As posted originally on www.Delawareonline.com
In 2009, Gov. Jack Markell renewed an executive order that directed his agencies to pursue “the recruitment and promotion of qualified applicants from diverse backgrounds.”
Since that time, racial diversity in state government has decreased. The order stated that his government can maintain diversity only by improving its enforcement of “fair recruitment and promotions.” Despite this direc- tion from the state’s top elected official, the percentage of black and Hispanic employees that fill managerial positions has gone down from 2009 to 2014. The percentage of white managers has increased.
“Racism exists in epidemic proportions in state government,” said Silvester Beaman, president of the Interdenominational Ministers Action Council. White state workers accounted for 75 percent of “officials and administrators” in 2009, while 21 percent of those jobs were filled by black employees, according to data provided to The News Journal from the Delaware Department of Labor.
In 2014, six years after Markell’s executive order, the per- centage of black officials and administrators decreased to 20 percent, while it increased to 76 percent for white managers. Some 29 percent of permanent state employees were black and 65 percent were white in 2014, according to the Department of Labor. Although people who identify as Hispanic make up 9 percent of Delawareans, they account for only 3 percent of state government workers.
Delaware meets the “labor-market standards” set for government workforces by the U.S. Census Bureau, said James Collins, the chair of the Governor’s Council on Equal Employment Opportunity. “The goal is to reflect the public that we serve,” Collins said.
A group of black community leaders touched on a similar theme on Tuesday in Wilmington, although they were not satisfied with the current state of affairs at Delaware’s state agencies.

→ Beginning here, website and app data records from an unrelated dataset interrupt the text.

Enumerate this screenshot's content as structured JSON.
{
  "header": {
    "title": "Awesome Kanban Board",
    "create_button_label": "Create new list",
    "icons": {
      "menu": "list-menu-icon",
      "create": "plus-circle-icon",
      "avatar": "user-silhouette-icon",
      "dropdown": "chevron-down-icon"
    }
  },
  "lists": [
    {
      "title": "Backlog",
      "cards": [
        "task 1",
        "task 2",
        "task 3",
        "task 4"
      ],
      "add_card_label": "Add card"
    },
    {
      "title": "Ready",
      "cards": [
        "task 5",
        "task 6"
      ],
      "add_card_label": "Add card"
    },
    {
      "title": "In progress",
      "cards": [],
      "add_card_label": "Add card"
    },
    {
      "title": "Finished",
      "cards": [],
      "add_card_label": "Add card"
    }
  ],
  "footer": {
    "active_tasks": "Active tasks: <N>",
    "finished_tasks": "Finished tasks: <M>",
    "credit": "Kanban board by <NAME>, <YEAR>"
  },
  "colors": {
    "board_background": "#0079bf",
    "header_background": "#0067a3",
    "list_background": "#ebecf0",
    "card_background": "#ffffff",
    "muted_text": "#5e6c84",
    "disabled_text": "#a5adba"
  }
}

At the historic Louis Redding House, a coalition — which included the NAACP of Delaware and the Interdenominational Ministers Action Council, or IMAC — announced an effort to confront workforce discrimination in Delaware state government.

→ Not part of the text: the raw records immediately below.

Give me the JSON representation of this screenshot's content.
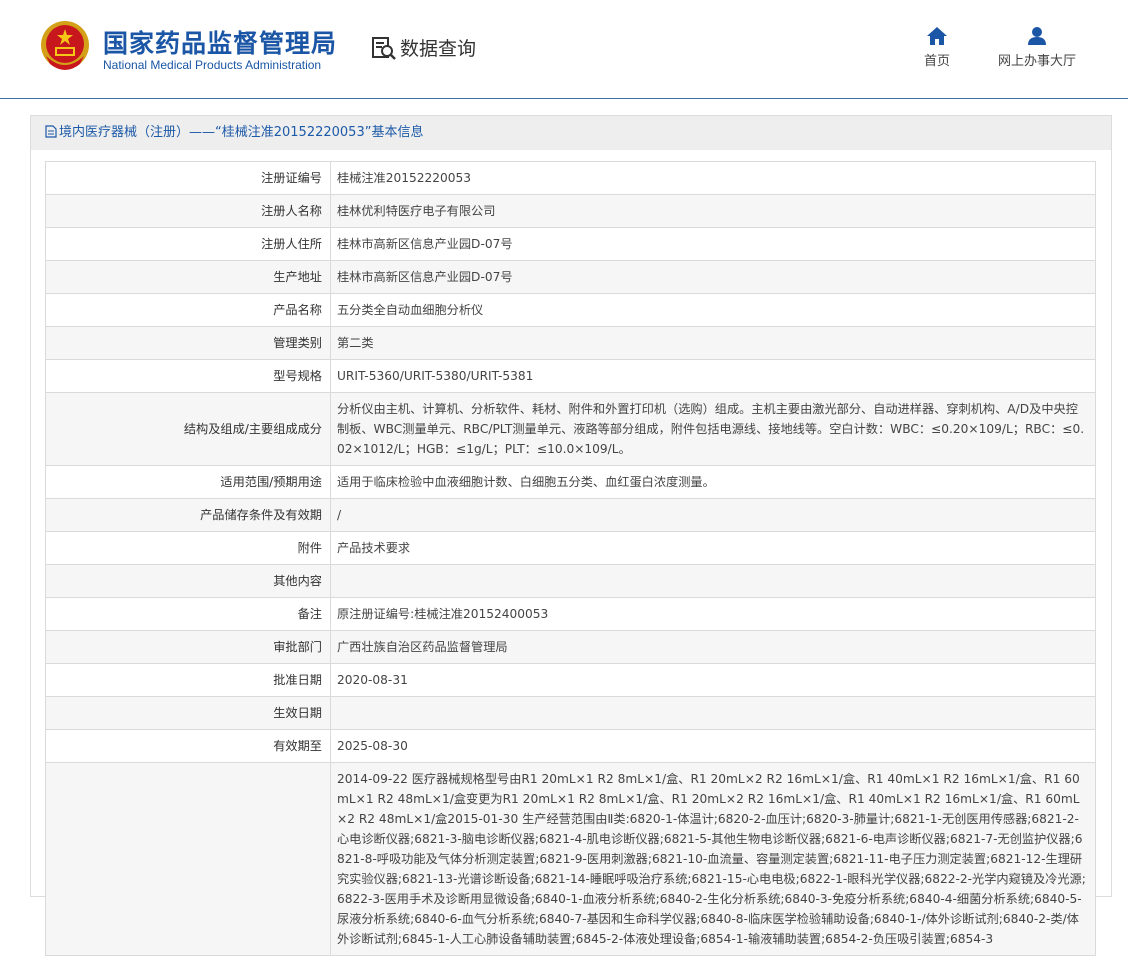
{
  "header": {
    "title_cn": "国家药品监督管理局",
    "title_en": "National Medical Products Administration",
    "data_query_label": "数据查询",
    "nav": [
      {
        "label": "首页",
        "icon": "home-icon"
      },
      {
        "label": "网上办事大厅",
        "icon": "user-icon"
      }
    ]
  },
  "panel": {
    "title": "境内医疗器械（注册）——“桂械注准20152220053”基本信息"
  },
  "rows": [
    {
      "key": "注册证编号",
      "value": "桂械注准20152220053"
    },
    {
      "key": "注册人名称",
      "value": "桂林优利特医疗电子有限公司"
    },
    {
      "key": "注册人住所",
      "value": "桂林市高新区信息产业园D-07号"
    },
    {
      "key": "生产地址",
      "value": "桂林市高新区信息产业园D-07号"
    },
    {
      "key": "产品名称",
      "value": "五分类全自动血细胞分析仪"
    },
    {
      "key": "管理类别",
      "value": "第二类"
    },
    {
      "key": "型号规格",
      "value": "URIT-5360/URIT-5380/URIT-5381"
    },
    {
      "key": "结构及组成/主要组成成分",
      "value": "分析仪由主机、计算机、分析软件、耗材、附件和外置打印机（选购）组成。主机主要由激光部分、自动进样器、穿刺机构、A/D及中央控制板、WBC测量单元、RBC/PLT测量单元、液路等部分组成，附件包括电源线、接地线等。空白计数：WBC：≤0.20×109/L；RBC：≤0.02×1012/L；HGB：≤1g/L；PLT：≤10.0×109/L。"
    },
    {
      "key": "适用范围/预期用途",
      "value": "适用于临床检验中血液细胞计数、白细胞五分类、血红蛋白浓度测量。"
    },
    {
      "key": "产品储存条件及有效期",
      "value": "/"
    },
    {
      "key": "附件",
      "value": "产品技术要求"
    },
    {
      "key": "其他内容",
      "value": ""
    },
    {
      "key": "备注",
      "value": "原注册证编号:桂械注准20152400053"
    },
    {
      "key": "审批部门",
      "value": "广西壮族自治区药品监督管理局"
    },
    {
      "key": "批准日期",
      "value": "2020-08-31"
    },
    {
      "key": "生效日期",
      "value": ""
    },
    {
      "key": "有效期至",
      "value": "2025-08-30"
    },
    {
      "key": "",
      "value": "2014-09-22 医疗器械规格型号由R1 20mL×1 R2 8mL×1/盒、R1 20mL×2 R2 16mL×1/盒、R1 40mL×1 R2 16mL×1/盒、R1 60mL×1 R2 48mL×1/盒变更为R1 20mL×1 R2 8mL×1/盒、R1 20mL×2 R2 16mL×1/盒、R1 40mL×1 R2 16mL×1/盒、R1 60mL×2 R2 48mL×1/盒2015-01-30 生产经营范围由Ⅱ类:6820-1-体温计;6820-2-血压计;6820-3-肺量计;6821-1-无创医用传感器;6821-2-心电诊断仪器;6821-3-脑电诊断仪器;6821-4-肌电诊断仪器;6821-5-其他生物电诊断仪器;6821-6-电声诊断仪器;6821-7-无创监护仪器;6821-8-呼吸功能及气体分析测定装置;6821-9-医用刺激器;6821-10-血流量、容量测定装置;6821-11-电子压力测定装置;6821-12-生理研究实验仪器;6821-13-光谱诊断设备;6821-14-睡眠呼吸治疗系统;6821-15-心电电极;6822-1-眼科光学仪器;6822-2-光学内窥镜及冷光源;6822-3-医用手术及诊断用显微设备;6840-1-血液分析系统;6840-2-生化分析系统;6840-3-免疫分析系统;6840-4-细菌分析系统;6840-5-尿液分析系统;6840-6-血气分析系统;6840-7-基因和生命科学仪器;6840-8-临床医学检验辅助设备;6840-1-/体外诊断试剂;6840-2-类/体外诊断试剂;6845-1-人工心肺设备辅助装置;6845-2-体液处理设备;6854-1-输液辅助装置;6854-2-负压吸引装置;6854-3"
    }
  ]
}
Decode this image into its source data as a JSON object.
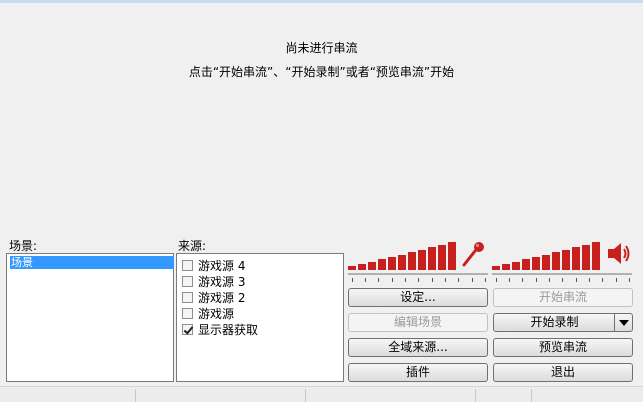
{
  "preview": {
    "line1": "尚未进行串流",
    "line2": "点击“开始串流”、“开始录制”或者“预览串流”开始"
  },
  "scenes": {
    "label": "场景:",
    "items": [
      "场景"
    ]
  },
  "sources": {
    "label": "来源:",
    "items": [
      {
        "name": "游戏源 4",
        "checked": false
      },
      {
        "name": "游戏源 3",
        "checked": false
      },
      {
        "name": "游戏源 2",
        "checked": false
      },
      {
        "name": "游戏源",
        "checked": false
      },
      {
        "name": "显示器获取",
        "checked": true
      }
    ]
  },
  "buttons": {
    "settings": "设定...",
    "edit_scene": "编辑场景",
    "global_sources": "全域来源...",
    "plugins": "插件",
    "start_stream": "开始串流",
    "start_record": "开始录制",
    "preview_stream": "预览串流",
    "exit": "退出"
  },
  "colors": {
    "meter": "#c8201f",
    "selection": "#3399ff"
  },
  "icons": {
    "mic": "microphone-icon",
    "speaker": "speaker-icon"
  }
}
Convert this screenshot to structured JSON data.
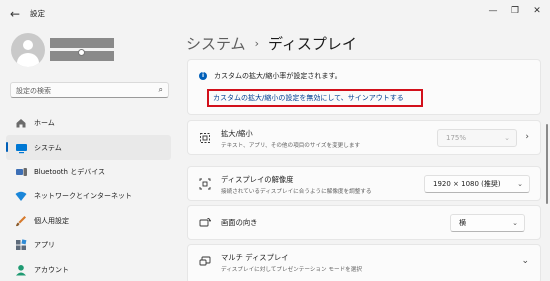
{
  "window": {
    "title": "設定"
  },
  "sidebar": {
    "search_placeholder": "設定の検索",
    "items": [
      {
        "label": "ホーム",
        "icon": "home-icon"
      },
      {
        "label": "システム",
        "icon": "system-icon",
        "active": true
      },
      {
        "label": "Bluetooth とデバイス",
        "icon": "bluetooth-icon"
      },
      {
        "label": "ネットワークとインターネット",
        "icon": "network-icon"
      },
      {
        "label": "個人用設定",
        "icon": "personalization-icon"
      },
      {
        "label": "アプリ",
        "icon": "apps-icon"
      },
      {
        "label": "アカウント",
        "icon": "account-icon"
      }
    ]
  },
  "main": {
    "breadcrumb_parent": "システム",
    "breadcrumb_sep": "›",
    "breadcrumb_current": "ディスプレイ",
    "notice": {
      "text": "カスタムの拡大/縮小率が設定されます。",
      "link": "カスタムの拡大/縮小の設定を無効にして、サインアウトする"
    },
    "rows": [
      {
        "title": "拡大/縮小",
        "subtitle": "テキスト、アプリ、その他の項目のサイズを変更します",
        "value": "175%",
        "disabled": true
      },
      {
        "title": "ディスプレイの解像度",
        "subtitle": "接続されているディスプレイに合うように解像度を調整する",
        "value": "1920 × 1080 (推奨)"
      },
      {
        "title": "画面の向き",
        "value": "横"
      },
      {
        "title": "マルチ ディスプレイ",
        "subtitle": "ディスプレイに対してプレゼンテーション モードを選択"
      }
    ]
  },
  "colors": {
    "accent": "#005fb8",
    "link": "#003e92",
    "highlight_box": "#d2101b"
  }
}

“Many of the acts that are going on are not always deliberate because it’s the culture that has been established within state government,” said the Rev. Christopher T. Curry, a pastor at Ezion Fair Baptist Church in Wilmington. “It is our desire to ensure that the African-American experience is one that is fair. We’re not asking for anything extra.” Those organizations are compiling accounts from state workers that have been the target of discrimination.
During the summer, they will present their findings to Markell.
“[Interviews] reveal that state employees have been subjected to blatant examples of racism,” Beaman said. A spokesperson from Markell’s office said that the governor embraces the opportunity to work produc- tively with the organizations involved in Tuesday’s event. Beaman would welcome the governor’s outreach.
“You have stated to us that you are against racism at any level of state government; you’ve said it in your own speech. Well, we want to see you join us,” he said.